Tumor targeting is of high clinical and biological relevance, and major efforts have been made to develop molecular imaging technologies for visualization of the disease markers in tissue. Of particular interest is apoptosis which has a profound role within tumor development and has significant effect on cancer malignancy.

Methods

Herein, we report on targeting of phosphatidylserine-exposing cells within live tumor allograft models using a synthetic near infrared zinc(II)-dipicolylamine probe. Visualization of the probe biodistribution is performed with whole body multispectral optoacoustic tomography (MSOT) system and subsequently compared to results attained by planar and tomographic fluorescence imaging systems.

Results

Compared to whole body optical visualization methods, MSOT attains remarkably better imaging capacity by delivering high-resolution scans of both disease morphology and molecular function in real time.
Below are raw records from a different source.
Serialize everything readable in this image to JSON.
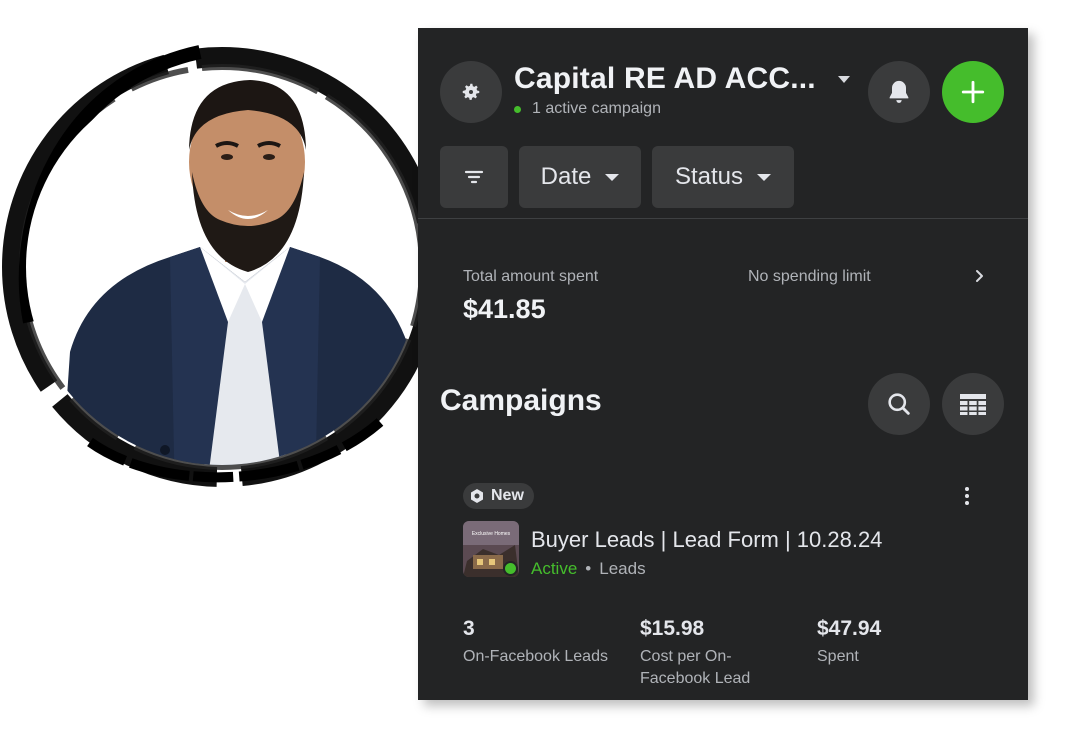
{
  "header": {
    "account_name": "Capital RE AD ACC...",
    "active_campaigns": "1 active campaign",
    "settings_icon": "gear-icon",
    "notifications_icon": "bell-icon",
    "add_icon": "plus-icon"
  },
  "filters": {
    "filter_icon": "filter-icon",
    "date_label": "Date",
    "status_label": "Status"
  },
  "spend": {
    "label": "Total amount spent",
    "value": "$41.85",
    "limit_label": "No spending limit"
  },
  "campaigns": {
    "title": "Campaigns",
    "search_icon": "search-icon",
    "table_icon": "table-icon",
    "items": [
      {
        "badge": "New",
        "name": "Buyer Leads | Lead Form | 10.28.24",
        "status": "Active",
        "separator": "•",
        "objective": "Leads",
        "thumbnail_text": "Exclusive Homes",
        "metrics": [
          {
            "value": "3",
            "label": "On-Facebook Leads"
          },
          {
            "value": "$15.98",
            "label": "Cost per On-Facebook Lead"
          },
          {
            "value": "$47.94",
            "label": "Spent"
          }
        ]
      }
    ]
  },
  "colors": {
    "panel_bg": "#232425",
    "button_bg": "#3a3b3c",
    "accent_green": "#45bd2c",
    "text_primary": "#e4e6eb",
    "text_secondary": "#b0b3b8"
  }
}
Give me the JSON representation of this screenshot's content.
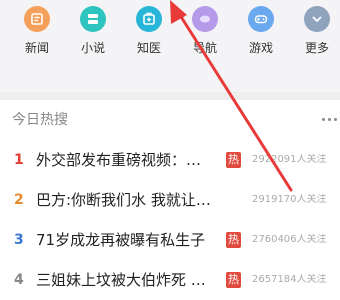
{
  "colors": {
    "accent_red": "#e93a3a",
    "rank_1": "#e33b2f",
    "rank_2": "#e6892a",
    "rank_3": "#3a79d6",
    "rank_4": "#888888",
    "hot_badge": "#e04a3f",
    "arrow": "#e93a3a"
  },
  "quick_nav": [
    {
      "label": "新闻",
      "icon": "news-icon",
      "color": "#f5a05a"
    },
    {
      "label": "小说",
      "icon": "book-icon",
      "color": "#2ec4c0"
    },
    {
      "label": "知医",
      "icon": "medical-icon",
      "color": "#28b6d8"
    },
    {
      "label": "导航",
      "icon": "navigation-icon",
      "color": "#b49ae8"
    },
    {
      "label": "游戏",
      "icon": "gamepad-icon",
      "color": "#6aa8f0"
    },
    {
      "label": "更多",
      "icon": "chevron-down-icon",
      "color": "#8fa3bd"
    }
  ],
  "hot_search": {
    "title": "今日热搜",
    "items": [
      {
        "rank": "1",
        "title": "外交部发布重磅视频：…",
        "hot": "热",
        "followers": "2922091人关注"
      },
      {
        "rank": "2",
        "title": "巴方:你断我们水 我就让…",
        "hot": "",
        "followers": "2919170人关注"
      },
      {
        "rank": "3",
        "title": "71岁成龙再被曝有私生子",
        "hot": "热",
        "followers": "2760406人关注"
      },
      {
        "rank": "4",
        "title": "三姐妹上坟被大伯炸死 …",
        "hot": "热",
        "followers": "2657184人关注"
      }
    ]
  }
}
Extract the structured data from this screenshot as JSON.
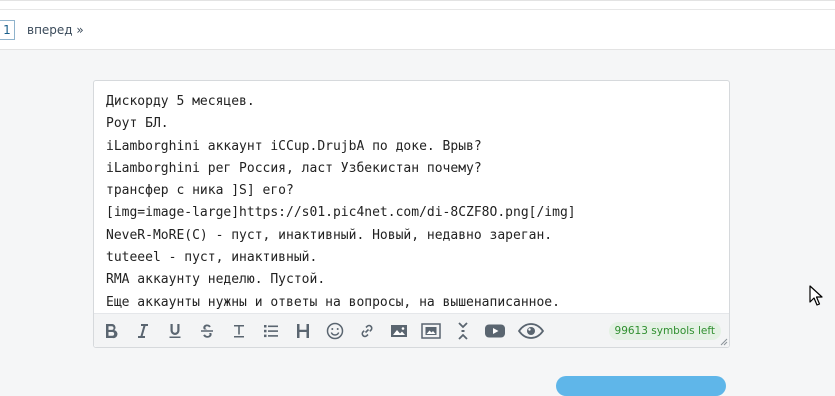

Enhanced resolution of MSOT clearly showed that the probe mainly localizes in the vessels surrounding the tumor, suggesting that its tumor selectivity is gained by targeting the phosphatidylserine exposed on the surface of tumor vessels.

Conclusions

The current study demonstrates the high potential of MSOT to broadly impact the fields of tumor diagnostics and preclinical drug development.

Keywords:
Optoacoustic imaging; Tumor targeting; Molecular imaging; Phosphatidylserine targeting